• **Problem statement**: Set every entry down again, unchanged, picture-free.
--------------------------------
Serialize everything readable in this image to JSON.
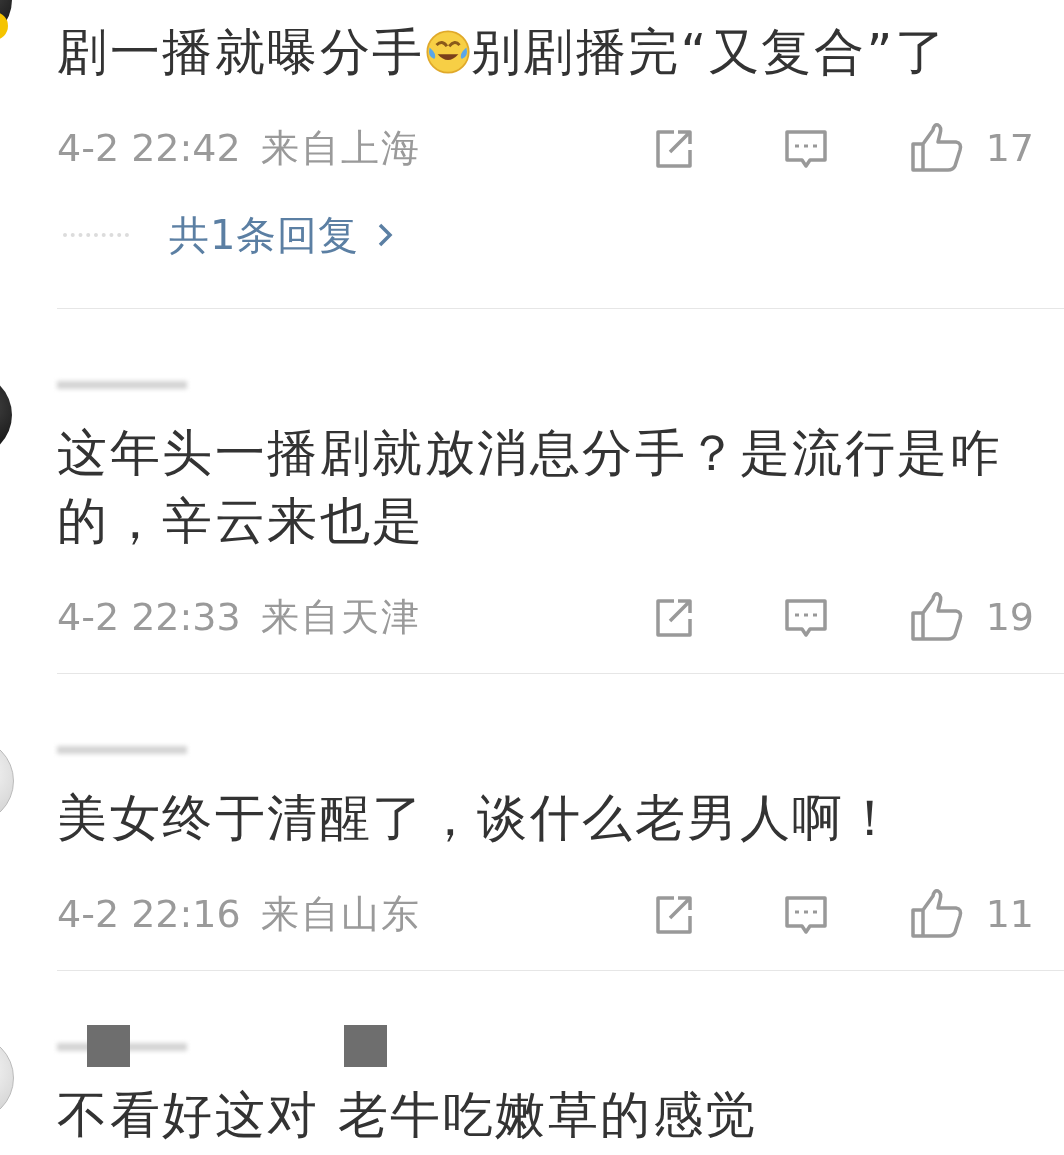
{
  "comments": [
    {
      "avatar": {
        "kind": "dark",
        "badge": true
      },
      "content": [
        {
          "kind": "text",
          "text": "剧一播就曝分手"
        },
        {
          "kind": "emoji"
        },
        {
          "kind": "text",
          "text": "别剧播完“又复合”了"
        }
      ],
      "time": "4-2 22:42",
      "location": "来自上海",
      "likes": "17",
      "replies": {
        "label": "共1条回复"
      }
    },
    {
      "avatar": {
        "kind": "dark",
        "badge": false
      },
      "username": {
        "redacted": false
      },
      "content": [
        {
          "kind": "text",
          "text": "这年头一播剧就放消息分手？是流行是咋的，辛云来也是"
        }
      ],
      "time": "4-2 22:33",
      "location": "来自天津",
      "likes": "19"
    },
    {
      "avatar": {
        "kind": "light",
        "badge": false
      },
      "username": {
        "redacted": false
      },
      "content": [
        {
          "kind": "text",
          "text": "美女终于清醒了，谈什么老男人啊！"
        }
      ],
      "time": "4-2 22:16",
      "location": "来自山东",
      "likes": "11"
    },
    {
      "avatar": {
        "kind": "light",
        "badge": false
      },
      "username": {
        "redacted": true
      },
      "content": [
        {
          "kind": "text",
          "text": "不看好这对 老牛吃嫩草的感觉"
        }
      ]
    }
  ]
}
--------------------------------
• **Problem solution**:
Serialize everything readable in this image to JSON.
{
  "comments": [
    {
      "avatar": {
        "kind": "dark",
        "badge": true
      },
      "content": [
        {
          "kind": "text",
          "text": "剧一播就曝分手"
        },
        {
          "kind": "emoji"
        },
        {
          "kind": "text",
          "text": "别剧播完“又复合”了"
        }
      ],
      "time": "4-2 22:42",
      "location": "来自上海",
      "likes": "17",
      "replies": {
        "label": "共1条回复"
      }
    },
    {
      "avatar": {
        "kind": "dark",
        "badge": false
      },
      "username": {
        "redacted": false
      },
      "content": [
        {
          "kind": "text",
          "text": "这年头一播剧就放消息分手？是流行是咋的，辛云来也是"
        }
      ],
      "time": "4-2 22:33",
      "location": "来自天津",
      "likes": "19"
    },
    {
      "avatar": {
        "kind": "light",
        "badge": false
      },
      "username": {
        "redacted": false
      },
      "content": [
        {
          "kind": "text",
          "text": "美女终于清醒了，谈什么老男人啊！"
        }
      ],
      "time": "4-2 22:16",
      "location": "来自山东",
      "likes": "11"
    },
    {
      "avatar": {
        "kind": "light",
        "badge": false
      },
      "username": {
        "redacted": true
      },
      "content": [
        {
          "kind": "text",
          "text": "不看好这对 老牛吃嫩草的感觉"
        }
      ]
    }
  ]
}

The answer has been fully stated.